» **Prompt**
Restate each line of the listing exactly, without carrying over any pictures.

Top of Data provided

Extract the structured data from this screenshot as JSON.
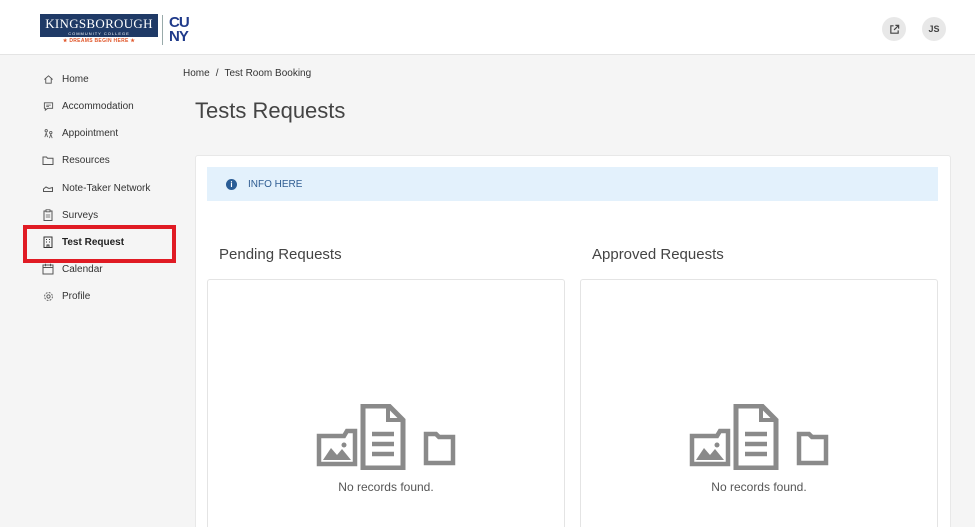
{
  "brand": {
    "college_name": "KINGSBOROUGH",
    "college_sub": "COMMUNITY COLLEGE",
    "tagline": "★ DREAMS BEGIN HERE ★",
    "cuny_line1": "CU",
    "cuny_line2": "NY"
  },
  "header": {
    "external_icon": "external-link-icon",
    "avatar_initials": "JS"
  },
  "sidebar": {
    "items": [
      {
        "label": "Home",
        "icon": "home-icon"
      },
      {
        "label": "Accommodation",
        "icon": "chat-icon"
      },
      {
        "label": "Appointment",
        "icon": "people-icon"
      },
      {
        "label": "Resources",
        "icon": "folder-icon"
      },
      {
        "label": "Note-Taker Network",
        "icon": "hand-icon"
      },
      {
        "label": "Surveys",
        "icon": "clipboard-icon"
      },
      {
        "label": "Test Request",
        "icon": "building-icon",
        "active": true
      },
      {
        "label": "Calendar",
        "icon": "calendar-icon"
      },
      {
        "label": "Profile",
        "icon": "gear-icon"
      }
    ]
  },
  "breadcrumb": {
    "home": "Home",
    "separator": "/",
    "current": "Test Room Booking"
  },
  "page": {
    "title": "Tests Requests",
    "info_text": "INFO HERE"
  },
  "sections": {
    "pending": {
      "title": "Pending Requests",
      "empty_text": "No records found."
    },
    "approved": {
      "title": "Approved Requests",
      "empty_text": "No records found."
    }
  },
  "colors": {
    "brand_navy": "#1f3a66",
    "highlight_red": "#e01b24",
    "info_bg": "#e3f1fc",
    "info_text": "#2f5d92"
  }
}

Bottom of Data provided

» **Output for this exercise**
Extract the structured data from this screenshot as JSON.
{
  "brand": {
    "college_name": "KINGSBOROUGH",
    "college_sub": "COMMUNITY COLLEGE",
    "tagline": "★ DREAMS BEGIN HERE ★",
    "cuny_line1": "CU",
    "cuny_line2": "NY"
  },
  "header": {
    "external_icon": "external-link-icon",
    "avatar_initials": "JS"
  },
  "sidebar": {
    "items": [
      {
        "label": "Home",
        "icon": "home-icon"
      },
      {
        "label": "Accommodation",
        "icon": "chat-icon"
      },
      {
        "label": "Appointment",
        "icon": "people-icon"
      },
      {
        "label": "Resources",
        "icon": "folder-icon"
      },
      {
        "label": "Note-Taker Network",
        "icon": "hand-icon"
      },
      {
        "label": "Surveys",
        "icon": "clipboard-icon"
      },
      {
        "label": "Test Request",
        "icon": "building-icon",
        "active": true
      },
      {
        "label": "Calendar",
        "icon": "calendar-icon"
      },
      {
        "label": "Profile",
        "icon": "gear-icon"
      }
    ]
  },
  "breadcrumb": {
    "home": "Home",
    "separator": "/",
    "current": "Test Room Booking"
  },
  "page": {
    "title": "Tests Requests",
    "info_text": "INFO HERE"
  },
  "sections": {
    "pending": {
      "title": "Pending Requests",
      "empty_text": "No records found."
    },
    "approved": {
      "title": "Approved Requests",
      "empty_text": "No records found."
    }
  },
  "colors": {
    "brand_navy": "#1f3a66",
    "highlight_red": "#e01b24",
    "info_bg": "#e3f1fc",
    "info_text": "#2f5d92"
  }
}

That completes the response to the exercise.